• **Task requirements**:
Examine the entries and show every line in which the word "JSON" is found.

• **Recorded data**:
Content starts
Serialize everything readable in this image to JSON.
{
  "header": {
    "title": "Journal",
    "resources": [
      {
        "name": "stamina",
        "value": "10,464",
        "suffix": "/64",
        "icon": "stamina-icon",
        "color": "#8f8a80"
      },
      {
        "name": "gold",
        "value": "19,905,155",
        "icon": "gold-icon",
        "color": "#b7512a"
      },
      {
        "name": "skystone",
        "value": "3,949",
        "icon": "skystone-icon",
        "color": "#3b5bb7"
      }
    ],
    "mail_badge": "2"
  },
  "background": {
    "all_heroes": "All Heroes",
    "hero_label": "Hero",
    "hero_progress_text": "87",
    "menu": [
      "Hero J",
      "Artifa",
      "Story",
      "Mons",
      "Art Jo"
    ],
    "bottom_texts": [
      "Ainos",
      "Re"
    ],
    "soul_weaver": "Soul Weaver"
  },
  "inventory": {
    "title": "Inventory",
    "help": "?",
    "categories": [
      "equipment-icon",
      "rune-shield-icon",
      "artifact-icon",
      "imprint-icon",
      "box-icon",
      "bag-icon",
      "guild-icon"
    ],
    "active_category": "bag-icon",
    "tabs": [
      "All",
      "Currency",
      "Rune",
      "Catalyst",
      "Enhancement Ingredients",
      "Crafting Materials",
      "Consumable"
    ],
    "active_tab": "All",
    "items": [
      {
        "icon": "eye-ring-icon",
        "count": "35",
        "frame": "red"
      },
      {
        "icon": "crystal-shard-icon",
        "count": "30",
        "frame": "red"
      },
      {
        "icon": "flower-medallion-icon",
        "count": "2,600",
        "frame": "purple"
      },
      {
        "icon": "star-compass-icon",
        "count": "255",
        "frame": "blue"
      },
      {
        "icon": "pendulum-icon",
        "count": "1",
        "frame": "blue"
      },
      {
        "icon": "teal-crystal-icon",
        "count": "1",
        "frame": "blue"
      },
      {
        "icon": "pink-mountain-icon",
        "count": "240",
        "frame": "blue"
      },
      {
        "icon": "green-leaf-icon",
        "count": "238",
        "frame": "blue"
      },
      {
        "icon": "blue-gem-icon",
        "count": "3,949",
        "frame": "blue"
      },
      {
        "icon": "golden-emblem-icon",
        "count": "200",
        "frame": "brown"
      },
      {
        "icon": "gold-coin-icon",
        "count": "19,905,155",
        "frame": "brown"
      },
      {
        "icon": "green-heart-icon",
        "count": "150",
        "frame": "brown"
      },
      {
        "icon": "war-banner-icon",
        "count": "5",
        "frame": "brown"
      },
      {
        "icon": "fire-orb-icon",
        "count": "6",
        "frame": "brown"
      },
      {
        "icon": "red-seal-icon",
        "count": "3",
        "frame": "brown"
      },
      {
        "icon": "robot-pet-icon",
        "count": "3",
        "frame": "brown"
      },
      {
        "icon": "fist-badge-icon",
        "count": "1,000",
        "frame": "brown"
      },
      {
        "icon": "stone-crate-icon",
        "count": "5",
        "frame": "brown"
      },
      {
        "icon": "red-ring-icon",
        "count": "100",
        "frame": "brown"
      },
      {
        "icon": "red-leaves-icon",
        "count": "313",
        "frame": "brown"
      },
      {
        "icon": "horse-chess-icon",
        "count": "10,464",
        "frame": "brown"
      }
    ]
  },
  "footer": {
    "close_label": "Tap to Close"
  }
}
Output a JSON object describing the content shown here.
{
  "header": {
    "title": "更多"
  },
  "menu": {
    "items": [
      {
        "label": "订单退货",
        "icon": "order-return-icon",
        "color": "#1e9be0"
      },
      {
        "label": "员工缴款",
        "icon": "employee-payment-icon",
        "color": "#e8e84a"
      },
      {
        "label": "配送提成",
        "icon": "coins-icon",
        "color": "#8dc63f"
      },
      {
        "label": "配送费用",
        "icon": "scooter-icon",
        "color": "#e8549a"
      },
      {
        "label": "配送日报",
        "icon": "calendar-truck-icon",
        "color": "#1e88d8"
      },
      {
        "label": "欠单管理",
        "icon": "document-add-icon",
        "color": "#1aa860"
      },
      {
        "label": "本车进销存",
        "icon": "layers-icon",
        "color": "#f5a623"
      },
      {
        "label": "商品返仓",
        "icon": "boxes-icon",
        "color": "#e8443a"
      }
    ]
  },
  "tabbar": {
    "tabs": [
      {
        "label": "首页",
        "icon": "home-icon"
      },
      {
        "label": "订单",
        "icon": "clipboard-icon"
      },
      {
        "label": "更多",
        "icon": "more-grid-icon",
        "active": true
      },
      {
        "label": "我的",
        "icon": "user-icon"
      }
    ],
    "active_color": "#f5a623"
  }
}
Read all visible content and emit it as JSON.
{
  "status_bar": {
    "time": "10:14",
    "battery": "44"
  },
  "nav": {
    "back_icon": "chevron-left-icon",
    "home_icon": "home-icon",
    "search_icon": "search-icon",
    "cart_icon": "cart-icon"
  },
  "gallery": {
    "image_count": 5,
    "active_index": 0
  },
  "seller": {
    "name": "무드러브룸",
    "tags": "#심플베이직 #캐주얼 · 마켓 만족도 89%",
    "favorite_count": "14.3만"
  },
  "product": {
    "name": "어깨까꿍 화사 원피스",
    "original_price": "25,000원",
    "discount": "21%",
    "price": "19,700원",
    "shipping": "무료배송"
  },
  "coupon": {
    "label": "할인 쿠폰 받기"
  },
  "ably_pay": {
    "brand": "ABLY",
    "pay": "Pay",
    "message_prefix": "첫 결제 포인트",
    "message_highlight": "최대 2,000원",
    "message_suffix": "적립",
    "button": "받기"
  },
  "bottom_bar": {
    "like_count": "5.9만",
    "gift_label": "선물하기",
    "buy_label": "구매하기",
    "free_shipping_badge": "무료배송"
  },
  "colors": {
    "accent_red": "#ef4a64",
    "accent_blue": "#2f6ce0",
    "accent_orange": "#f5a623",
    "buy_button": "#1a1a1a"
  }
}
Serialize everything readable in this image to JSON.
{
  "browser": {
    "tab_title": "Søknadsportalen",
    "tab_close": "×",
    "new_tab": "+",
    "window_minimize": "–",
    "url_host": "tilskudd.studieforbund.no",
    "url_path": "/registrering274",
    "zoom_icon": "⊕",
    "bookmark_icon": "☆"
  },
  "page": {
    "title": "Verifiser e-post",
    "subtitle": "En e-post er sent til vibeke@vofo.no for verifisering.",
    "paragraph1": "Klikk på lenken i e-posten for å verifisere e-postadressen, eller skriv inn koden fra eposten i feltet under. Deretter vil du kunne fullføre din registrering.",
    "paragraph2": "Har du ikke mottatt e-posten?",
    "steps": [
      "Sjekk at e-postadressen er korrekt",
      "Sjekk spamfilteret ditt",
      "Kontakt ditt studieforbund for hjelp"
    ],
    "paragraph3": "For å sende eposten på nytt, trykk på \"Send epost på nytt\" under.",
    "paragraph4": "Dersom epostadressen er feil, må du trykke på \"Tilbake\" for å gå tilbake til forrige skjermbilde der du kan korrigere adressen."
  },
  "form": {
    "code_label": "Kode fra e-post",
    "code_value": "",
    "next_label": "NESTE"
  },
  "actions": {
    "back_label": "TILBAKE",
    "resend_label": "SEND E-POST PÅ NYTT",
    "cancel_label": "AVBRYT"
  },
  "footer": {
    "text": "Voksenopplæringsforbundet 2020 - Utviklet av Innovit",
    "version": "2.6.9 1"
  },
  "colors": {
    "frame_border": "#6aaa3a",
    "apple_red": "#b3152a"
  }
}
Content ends
• **Written solution**:
Serialize everything readable in this image to JSON.
Output a JSON object describing the content shown here.
Read all visible content and emit it as JSON.
Serialize everything readable in this image to JSON.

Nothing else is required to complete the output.